November 21, 2003

P. J. O'Rourke on Iraq, Mobs and Fascism

In the current Atlantic Monthly, P. J. O'Rourke has written an extensive analysis of Iraq and Kuwait up until last April. In this Atlantic Unbound | Interview he gets a bit more up to date:

This mob mentality points to something I don't think has been given enough consideration about Iraq: the Baath Party is a Fascist party. It's like the Falange, it's like the Italian Fascists. I won't say that it's like the Nazi Party -- that's going too far. But it's got that same mass movement sort of thing.

The ideology is exceedingly cloudy. The purpose of it is entirely for the people at the top of the party to hold power. It's not like Marxism. It's a sort of omnium gatherum of watered-down modern ideas and Social Darwinism and garbage that's really all about power. Fascism is very much a mob movement. It's been very successful in Iraq. It has created a mob mentality and a mob nation.

This is one of the big problems that we're facing. That was a pretty benign mob I was looking at out there in the countryside out in Safwan, but obviously they're not always so benign.

Posted by Vanderleun at November 21, 2003 1:17 PM
Bookmark and Share



"It is impossible to speak in such a way that you cannot be misunderstood." -- Karl Popper N.B.: Comments are moderated and may not appear immediately. Comments that exceed the obscenity or stupidity limits will be either edited or expunged.

Adhere to System Appearance. Does your application use all the sweetly colored buttons, delightfully shaded windows, and all the other "bells and whistles?"

Posted by: Beatrice at January 12, 2004 6:59 PM

Adhere to Window Models. Document windows, Utility windows, Click-through, Layering, Drawers, Controls. How do users open windows, how do you properly title windows?

Posted by: Watkin at January 12, 2004 7:00 PM

Not quite as entertaining as Shrek, but Dock animation can be an important and useful function in your application. For example, Dock animation is a helpful way to indicate the status of your application.

Posted by: Agnes at January 12, 2004 7:00 PM

At WWDC, I listened to Apple representatives make some excellent points about taking the time to build a 100%-compliant Aqua application, and I think all developers need to look beyond the code and listen to what the folks at Apple have to say

Posted by: Etheldreda at January 12, 2004 7:00 PM
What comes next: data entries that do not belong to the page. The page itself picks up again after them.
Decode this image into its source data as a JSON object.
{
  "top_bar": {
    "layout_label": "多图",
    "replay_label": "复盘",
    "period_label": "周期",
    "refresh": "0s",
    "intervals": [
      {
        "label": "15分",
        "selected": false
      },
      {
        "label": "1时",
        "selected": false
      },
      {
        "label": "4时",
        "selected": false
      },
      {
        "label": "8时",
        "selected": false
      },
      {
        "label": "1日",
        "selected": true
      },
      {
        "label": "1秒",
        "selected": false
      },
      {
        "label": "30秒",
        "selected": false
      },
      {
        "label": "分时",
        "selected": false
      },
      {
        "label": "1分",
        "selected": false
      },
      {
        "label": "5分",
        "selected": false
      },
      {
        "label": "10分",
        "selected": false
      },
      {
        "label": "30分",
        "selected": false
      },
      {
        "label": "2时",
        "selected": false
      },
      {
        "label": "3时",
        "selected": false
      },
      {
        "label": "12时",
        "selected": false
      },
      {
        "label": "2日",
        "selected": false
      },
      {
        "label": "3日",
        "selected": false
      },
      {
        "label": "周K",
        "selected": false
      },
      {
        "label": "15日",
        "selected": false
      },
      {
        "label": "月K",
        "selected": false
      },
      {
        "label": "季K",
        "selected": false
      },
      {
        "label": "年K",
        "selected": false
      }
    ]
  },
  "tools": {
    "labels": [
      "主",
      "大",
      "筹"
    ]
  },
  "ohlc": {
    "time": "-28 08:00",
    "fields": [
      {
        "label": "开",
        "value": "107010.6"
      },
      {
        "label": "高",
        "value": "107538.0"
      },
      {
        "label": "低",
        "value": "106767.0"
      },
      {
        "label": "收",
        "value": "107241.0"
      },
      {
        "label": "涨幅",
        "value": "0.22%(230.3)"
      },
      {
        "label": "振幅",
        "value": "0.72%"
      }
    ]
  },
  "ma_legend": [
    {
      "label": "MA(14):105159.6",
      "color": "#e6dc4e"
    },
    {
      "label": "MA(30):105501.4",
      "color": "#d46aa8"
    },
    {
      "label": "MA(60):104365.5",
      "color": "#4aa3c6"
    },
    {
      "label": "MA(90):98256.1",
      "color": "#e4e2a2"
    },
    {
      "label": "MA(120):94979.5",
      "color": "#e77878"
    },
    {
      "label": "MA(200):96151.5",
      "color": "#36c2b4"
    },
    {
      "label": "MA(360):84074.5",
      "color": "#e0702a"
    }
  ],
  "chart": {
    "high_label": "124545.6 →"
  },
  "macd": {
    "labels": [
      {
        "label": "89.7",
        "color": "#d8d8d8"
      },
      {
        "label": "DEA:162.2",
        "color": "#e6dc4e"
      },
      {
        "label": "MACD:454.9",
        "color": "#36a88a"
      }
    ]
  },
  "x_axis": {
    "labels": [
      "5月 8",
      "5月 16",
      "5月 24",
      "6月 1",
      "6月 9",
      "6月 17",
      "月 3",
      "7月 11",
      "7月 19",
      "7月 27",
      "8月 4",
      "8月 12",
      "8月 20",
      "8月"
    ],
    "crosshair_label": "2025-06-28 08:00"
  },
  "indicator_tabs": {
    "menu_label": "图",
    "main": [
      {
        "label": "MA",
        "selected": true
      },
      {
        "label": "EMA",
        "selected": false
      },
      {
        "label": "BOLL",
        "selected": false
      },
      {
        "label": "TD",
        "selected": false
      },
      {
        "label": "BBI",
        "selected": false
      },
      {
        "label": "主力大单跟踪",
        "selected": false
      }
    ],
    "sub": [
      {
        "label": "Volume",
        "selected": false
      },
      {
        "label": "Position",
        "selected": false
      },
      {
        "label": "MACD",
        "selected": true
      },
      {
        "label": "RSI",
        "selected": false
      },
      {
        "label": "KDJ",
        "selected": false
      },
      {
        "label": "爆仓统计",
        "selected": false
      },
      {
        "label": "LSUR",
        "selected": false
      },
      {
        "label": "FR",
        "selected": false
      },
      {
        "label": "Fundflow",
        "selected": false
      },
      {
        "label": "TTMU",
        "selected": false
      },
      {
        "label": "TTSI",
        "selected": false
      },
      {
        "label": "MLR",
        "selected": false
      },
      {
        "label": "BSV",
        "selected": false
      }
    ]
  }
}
Due to the positioning of the Dock, remember that when you build an application, you have to be sure that new document window sizes and positions do not violate the Dock's space. Dock is temperamental and Dock loves his space. If you default to a window size that expands behind the dock, users will have a difficult time reaching the navigation and resize areas at the bottom of the screen. I can personally say that more than once I have been rather peeved that I couldn't get to an area of the window to resize because the default window settings always pop up behind the Dock. In addition, the new Dock in 10.1 will allow users to position their Dock location on either side of the screen as well.

Posted by: Melchior at January 12, 2004 7:00 PM

For my Paint application, I created a series of icons to simulate a rendering algorithm. While the application is performing this CPU-intensive task, you can always see the status of the document by the icon changing in the Dock.

Posted by: Tobias at January 12, 2004 7:01 PM

Adhere to Window Models. Document windows, Utility windows, Click-through, Layering, Drawers, Controls. How do users open windows, how do you properly title windows?

Posted by: Joos at January 12, 2004 7:01 PM

So far in these articles, I have only dipped a toe or two into Aqua's pool. I have covered basic aspects of building an Aqua-compliant application, including the building of photo-illustrative/3D application icons. Now it's time to address other components of our Mac OS X application.

Posted by: Edward at January 12, 2004 7:01 PM

Okay, I just told you what Apple wants you to look out for with window positions, but in the real world, not everyone uses the hiding feature of the Dock, and it is unrealistic to be able to predict where each user will place their Dock at any given day or how large they will have it. However, you can build a feature into your application that allows spacing for the Finder. You can give users the option of where to position their windows and what area of the screen not to cross. I know that BBEdit provides me with this feature, and I wish more developers gave me more control over my windows.

Posted by: Botolph at January 12, 2004 7:01 PM

Adhere to File Locations. Make sure that when your users save documents, your application knows where to put them and also gives users flexibility.

Posted by: Randolph at January 12, 2004 7:01 PM